Daunte Wright was killed on Sunday while he had an outstanding arrest warrant, the police said.
The nature and relevance of this backstory have been the subjects of furious debate since his death.
Insider reviewed legal documents that shed light on what happened.
Daunte Wright's killing by a police officer not far from Minneapolis sparked renewed debates about racism and policing in the US.
The police said they pulled over Wright, a 20-year-old Black man, at about 2 p.m. on Sunday in Brooklyn Center because of a traffic violation.
Officers said that when they sought to detain him on an outstanding arrest warrant, Wright attempted to flee, and an officer fatally shot him.
The nature and relevance of the charges have been the subjects of intense debate and false rumors since Wright's death. Insider reviewed court documents that named Wright, one of which was a warrant for his arrest:
After Wright's death, the police did not discuss details of the warrant that had prompted the officers to try to detain him.
Nonetheless, the issue has taken on a life of its own. One widely circulated claim held that Wright had likely been unaware of the warrant because of a clerical error related to court appearances.
Elsewhere, right-wing news outlets prominently featured Wright's legal history, an approach critics said amounted to downplaying the injustice of his killing by the police.
Documents for two cases Insider reviewed are publicly available via a records website run by the Minnesota court system.
First case: Wright was accused of carrying a weapon without a permit and fleeing from the police.
Documents in the case are filed under 27-CR-21-4400.
They detail charges that Wright carried a pistol without a permit and ran from the police.
A complaint filed on March 4 said that Wright had had an encounter with the police on June 30 in Minneapolis.
It said officers responded to a call about a man with a gun and found Wright in a car with other people.
The complaint said Wright ran away from the officers, who chased but did not catch him. It said a loaded handgun was found in the car.

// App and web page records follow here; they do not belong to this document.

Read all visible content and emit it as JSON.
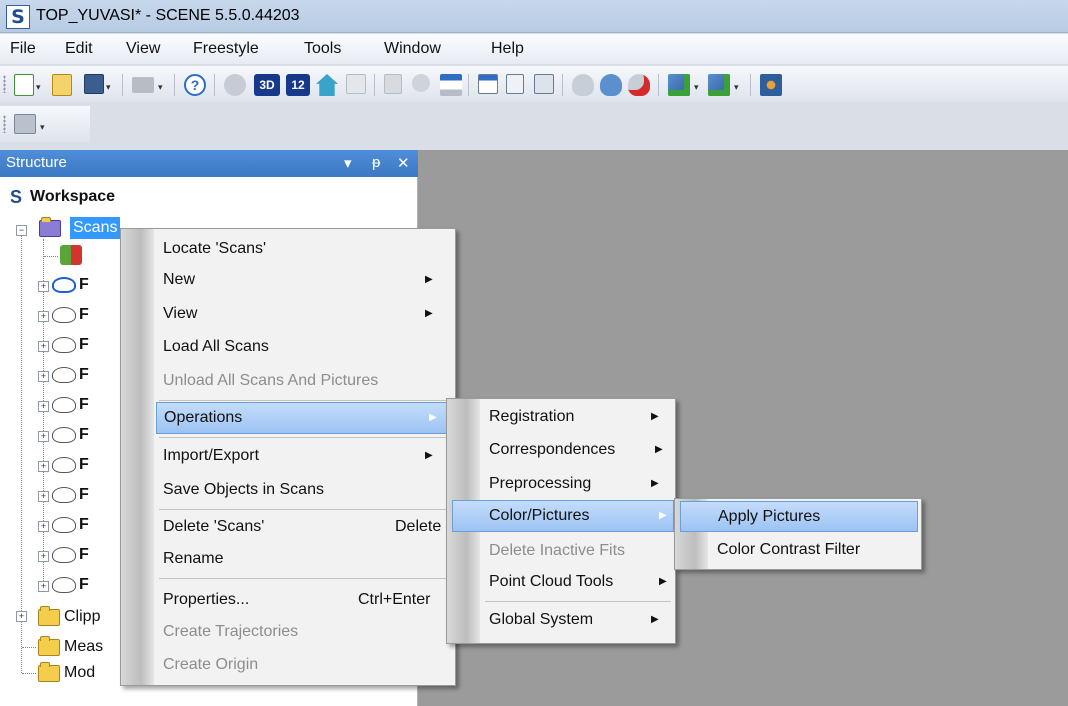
{
  "window": {
    "title": "TOP_YUVASI* - SCENE 5.5.0.44203",
    "logo": "S"
  },
  "menubar": [
    "File",
    "Edit",
    "View",
    "Freestyle",
    "Tools",
    "Window",
    "Help"
  ],
  "toolbar": {
    "btn_3d": "3D",
    "btn_12": "12",
    "help": "?",
    "dropdown": "▾"
  },
  "panel": {
    "title": "Structure",
    "controls": {
      "dropdown": "▾",
      "pin": "ᵽ",
      "close": "✕"
    },
    "tree": {
      "workspace_logo": "S",
      "workspace": "Workspace",
      "scans": "Scans",
      "scan_items": [
        "F",
        "F",
        "F",
        "F",
        "F",
        "F",
        "F",
        "F",
        "F",
        "F",
        "F"
      ],
      "clipping": "Clipp",
      "measurements": "Meas",
      "models": "Mod"
    }
  },
  "context_menu": {
    "items": [
      {
        "label": "Locate 'Scans'"
      },
      {
        "label": "New",
        "submenu": true
      },
      {
        "label": "View",
        "submenu": true
      },
      {
        "label": "Load All Scans"
      },
      {
        "label": "Unload All Scans And Pictures",
        "disabled": true
      },
      {
        "label": "Operations",
        "submenu": true,
        "highlighted": true
      },
      {
        "label": "Import/Export",
        "submenu": true
      },
      {
        "label": "Save Objects in Scans"
      },
      {
        "label": "Delete 'Scans'",
        "shortcut": "Delete"
      },
      {
        "label": "Rename"
      },
      {
        "label": "Properties...",
        "shortcut": "Ctrl+Enter"
      },
      {
        "label": "Create Trajectories",
        "disabled": true
      },
      {
        "label": "Create Origin",
        "disabled": true
      }
    ]
  },
  "operations_menu": {
    "items": [
      {
        "label": "Registration",
        "submenu": true
      },
      {
        "label": "Correspondences",
        "submenu": true
      },
      {
        "label": "Preprocessing",
        "submenu": true
      },
      {
        "label": "Color/Pictures",
        "submenu": true,
        "highlighted": true
      },
      {
        "label": "Delete Inactive Fits",
        "disabled": true
      },
      {
        "label": "Point Cloud Tools",
        "submenu": true
      },
      {
        "label": "Global System",
        "submenu": true
      }
    ]
  },
  "color_menu": {
    "items": [
      {
        "label": "Apply Pictures",
        "highlighted": true
      },
      {
        "label": "Color Contrast Filter"
      }
    ]
  },
  "glyphs": {
    "submenu_arrow": "▶",
    "expand": "+",
    "collapse": "−"
  }
}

Another record showed that Wright was due to attend a court hearing via Zoom on April 2.
A warrant for Wright's arrest was then filed, suggesting he did not attend the hearing.
This was the warrant that the police were acting on over the weekend, officials told The Daily Beast.

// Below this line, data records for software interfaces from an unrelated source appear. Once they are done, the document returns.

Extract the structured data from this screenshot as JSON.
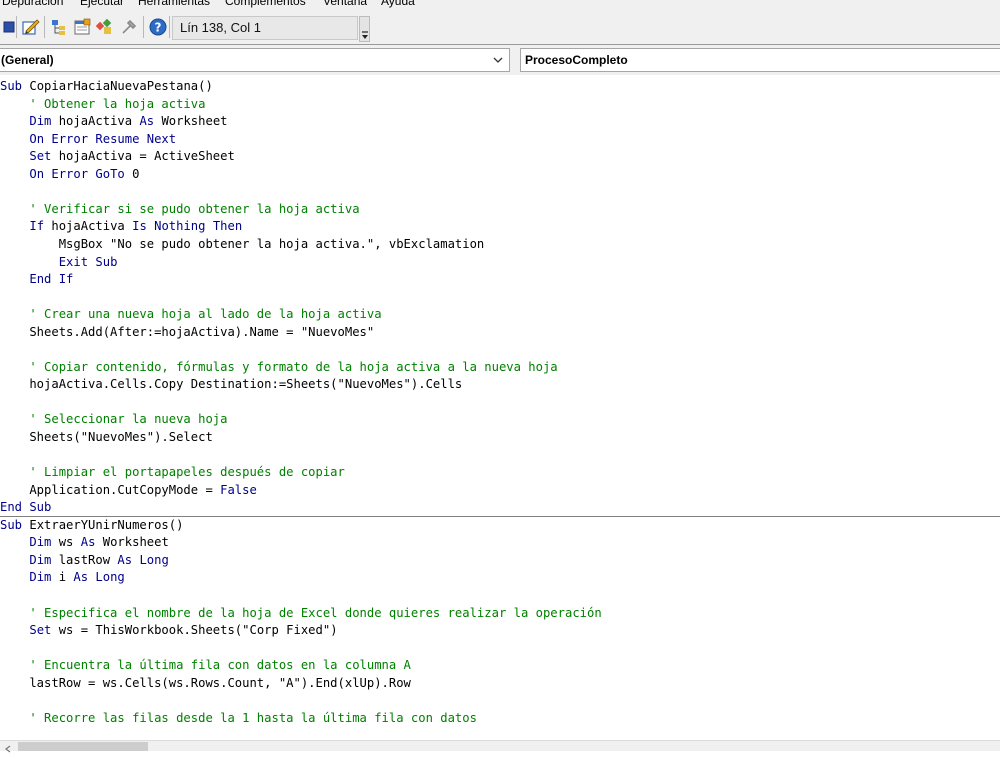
{
  "menu": {
    "items": [
      "Depuración",
      "Ejecutar",
      "Herramientas",
      "Complementos",
      "Ventana",
      "Ayuda"
    ]
  },
  "toolbar": {
    "position": "Lín 138, Col 1",
    "icons": [
      "stop-icon",
      "design-mode-icon",
      "project-explorer-icon",
      "properties-icon",
      "object-browser-icon",
      "toolbox-icon",
      "help-icon"
    ]
  },
  "combos": {
    "object": "(General)",
    "procedure": "ProcesoCompleto"
  },
  "colors": {
    "keyword": "#00008b",
    "comment": "#008000",
    "text": "#000000"
  },
  "code": {
    "lines": [
      [
        {
          "t": "Sub",
          "c": "kw"
        },
        {
          "t": " CopiarHaciaNuevaPestana()"
        }
      ],
      [
        {
          "t": "    ' Obtener la hoja activa",
          "c": "cm"
        }
      ],
      [
        {
          "t": "    "
        },
        {
          "t": "Dim",
          "c": "kw"
        },
        {
          "t": " hojaActiva "
        },
        {
          "t": "As",
          "c": "kw"
        },
        {
          "t": " Worksheet"
        }
      ],
      [
        {
          "t": "    "
        },
        {
          "t": "On Error Resume Next",
          "c": "kw"
        }
      ],
      [
        {
          "t": "    "
        },
        {
          "t": "Set",
          "c": "kw"
        },
        {
          "t": " hojaActiva = ActiveSheet"
        }
      ],
      [
        {
          "t": "    "
        },
        {
          "t": "On Error GoTo",
          "c": "kw"
        },
        {
          "t": " 0"
        }
      ],
      [],
      [
        {
          "t": "    ' Verificar si se pudo obtener la hoja activa",
          "c": "cm"
        }
      ],
      [
        {
          "t": "    "
        },
        {
          "t": "If",
          "c": "kw"
        },
        {
          "t": " hojaActiva "
        },
        {
          "t": "Is Nothing Then",
          "c": "kw"
        }
      ],
      [
        {
          "t": "        MsgBox \"No se pudo obtener la hoja activa.\", vbExclamation"
        }
      ],
      [
        {
          "t": "        "
        },
        {
          "t": "Exit Sub",
          "c": "kw"
        }
      ],
      [
        {
          "t": "    "
        },
        {
          "t": "End If",
          "c": "kw"
        }
      ],
      [],
      [
        {
          "t": "    ' Crear una nueva hoja al lado de la hoja activa",
          "c": "cm"
        }
      ],
      [
        {
          "t": "    Sheets.Add(After:=hojaActiva).Name = \"NuevoMes\""
        }
      ],
      [],
      [
        {
          "t": "    ' Copiar contenido, fórmulas y formato de la hoja activa a la nueva hoja",
          "c": "cm"
        }
      ],
      [
        {
          "t": "    hojaActiva.Cells.Copy Destination:=Sheets(\"NuevoMes\").Cells"
        }
      ],
      [],
      [
        {
          "t": "    ' Seleccionar la nueva hoja",
          "c": "cm"
        }
      ],
      [
        {
          "t": "    Sheets(\"NuevoMes\").Select"
        }
      ],
      [],
      [
        {
          "t": "    ' Limpiar el portapapeles después de copiar",
          "c": "cm"
        }
      ],
      [
        {
          "t": "    Application.CutCopyMode = "
        },
        {
          "t": "False",
          "c": "kw"
        }
      ],
      [
        {
          "t": "End Sub",
          "c": "kw"
        }
      ],
      [
        {
          "t": "Sub",
          "c": "kw"
        },
        {
          "t": " ExtraerYUnirNumeros()"
        }
      ],
      [
        {
          "t": "    "
        },
        {
          "t": "Dim",
          "c": "kw"
        },
        {
          "t": " ws "
        },
        {
          "t": "As",
          "c": "kw"
        },
        {
          "t": " Worksheet"
        }
      ],
      [
        {
          "t": "    "
        },
        {
          "t": "Dim",
          "c": "kw"
        },
        {
          "t": " lastRow "
        },
        {
          "t": "As",
          "c": "kw"
        },
        {
          "t": " "
        },
        {
          "t": "Long",
          "c": "kw"
        }
      ],
      [
        {
          "t": "    "
        },
        {
          "t": "Dim",
          "c": "kw"
        },
        {
          "t": " i "
        },
        {
          "t": "As",
          "c": "kw"
        },
        {
          "t": " "
        },
        {
          "t": "Long",
          "c": "kw"
        }
      ],
      [],
      [
        {
          "t": "    ' Especifica el nombre de la hoja de Excel donde quieres realizar la operación",
          "c": "cm"
        }
      ],
      [
        {
          "t": "    "
        },
        {
          "t": "Set",
          "c": "kw"
        },
        {
          "t": " ws = ThisWorkbook.Sheets(\"Corp Fixed\")"
        }
      ],
      [],
      [
        {
          "t": "    ' Encuentra la última fila con datos en la columna A",
          "c": "cm"
        }
      ],
      [
        {
          "t": "    lastRow = ws.Cells(ws.Rows.Count, \"A\").End(xlUp).Row"
        }
      ],
      [],
      [
        {
          "t": "    ' Recorre las filas desde la 1 hasta la última fila con datos",
          "c": "cm"
        }
      ]
    ]
  }
}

Arthur Martinez, a public defender who represented Wright, told The Daily Beast that neither he nor Wright had ever seen that document. "He obviously didn't get it, and no one notified me," Martinez said.
The last document, submitted on Tuesday, said the case was being dismissed because of Wright's death.

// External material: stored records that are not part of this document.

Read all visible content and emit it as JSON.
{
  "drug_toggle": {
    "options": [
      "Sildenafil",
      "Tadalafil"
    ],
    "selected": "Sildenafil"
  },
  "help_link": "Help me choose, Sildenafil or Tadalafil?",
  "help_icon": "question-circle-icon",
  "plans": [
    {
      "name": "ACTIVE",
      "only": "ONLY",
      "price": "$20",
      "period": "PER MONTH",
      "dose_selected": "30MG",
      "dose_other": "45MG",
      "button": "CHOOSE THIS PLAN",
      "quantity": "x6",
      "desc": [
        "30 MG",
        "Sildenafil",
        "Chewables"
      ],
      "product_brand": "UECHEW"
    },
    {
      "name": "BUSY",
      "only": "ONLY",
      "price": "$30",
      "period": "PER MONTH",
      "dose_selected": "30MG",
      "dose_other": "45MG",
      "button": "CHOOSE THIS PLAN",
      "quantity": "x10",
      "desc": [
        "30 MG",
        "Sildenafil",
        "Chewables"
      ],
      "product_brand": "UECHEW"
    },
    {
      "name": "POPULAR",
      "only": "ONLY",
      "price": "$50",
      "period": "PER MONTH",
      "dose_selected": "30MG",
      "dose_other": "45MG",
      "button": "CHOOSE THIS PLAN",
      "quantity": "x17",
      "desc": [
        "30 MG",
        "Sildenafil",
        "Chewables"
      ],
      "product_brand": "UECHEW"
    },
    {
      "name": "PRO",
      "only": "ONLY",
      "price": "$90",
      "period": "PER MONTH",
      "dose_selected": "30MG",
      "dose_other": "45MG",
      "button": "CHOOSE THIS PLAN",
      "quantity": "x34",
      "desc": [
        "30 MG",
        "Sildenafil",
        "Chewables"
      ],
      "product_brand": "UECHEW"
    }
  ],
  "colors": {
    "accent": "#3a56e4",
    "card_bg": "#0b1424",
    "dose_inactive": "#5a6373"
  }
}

Second case: Wright was charged with aggravated robbery.
Documents in the case are filed under 27-CR-19-29850.
In December 2019, Wright and another man were charged with first-degree aggravated robbery. They were accused of forcing their way into a woman's home and trying to steal $820 from her at gunpoint.
Wright was accused of breaking his bail conditions last July. Documents alleged that Wright was in possession of a gun and had failed to contact his bail officer.
The records said Wright was again detained but was released on bail in September.
Documents showed that he was due to appear in court this August. There is no evidence of outstanding warrants related to this case, meaning the police would have no reason to arrest him because of it.
Documents also showed cases that have concluded.
Wright was charged in August 2019 with a petty misdemeanor for disorderly conduct and fined. He also pleaded guilty to a petty-misdemeanor charge related to marijuana in August 2019.
In an emotional call to CNN's Don Lemon this week, Wright's aunt, Naisha Wright, hit back at people seeking to damage her nephew's reputation.
"People are trying to drag my nephew's name through the dirt," she said, adding: "It don't mean nothing. He didn't deserve to die. My nephew was a damn good kid."
-philip lewis (@Phil_Lewis_) April 13, 2021
Some conservatives have sought to shield the police from criticism over Wright's killing by pointing to Wright's past.
On Fox News, the host Jesse Watters went through allegations against Wright, including the charge of aggravated robbery.
He argued that media outlets had obscured the details of the case because of a focus on racial injustice.
-Justin Baragona (@justinbaragona) April 12, 2021
Watters also misreported some contents of the documents, dating the aggravated-robbery charge to "about six weeks ago" instead of to December 2019.
People also used the documents to defend Wright, albeit based on a misunderstanding.
Popular posts on social media, including a widely shared TikTok by the comedian Walter Masterson, claimed that Wright had been unaware of a warrant for his arrest in the aggravated-robbery case, citing a document that had been sent to the wrong address.
But that claim does not hold because there was no outstanding warrant in that case - though Wright's lawyer had separately made a similar claim about the other case.
As of Wednesday morning, Masterson's posts had been removed from TikTok and YouTube after widespread pushback, including a fact-checking article by The Daily Dot.
In the days since Wright's killing, protests have broken out near Minneapolis, with demonstrators accusing the police of targeting Wright because of his race.
Wright was killed not far from where George Floyd was killed last year and where the trial of the police officer charged with murder in Floyd's death is underway.
Read the original article on Insider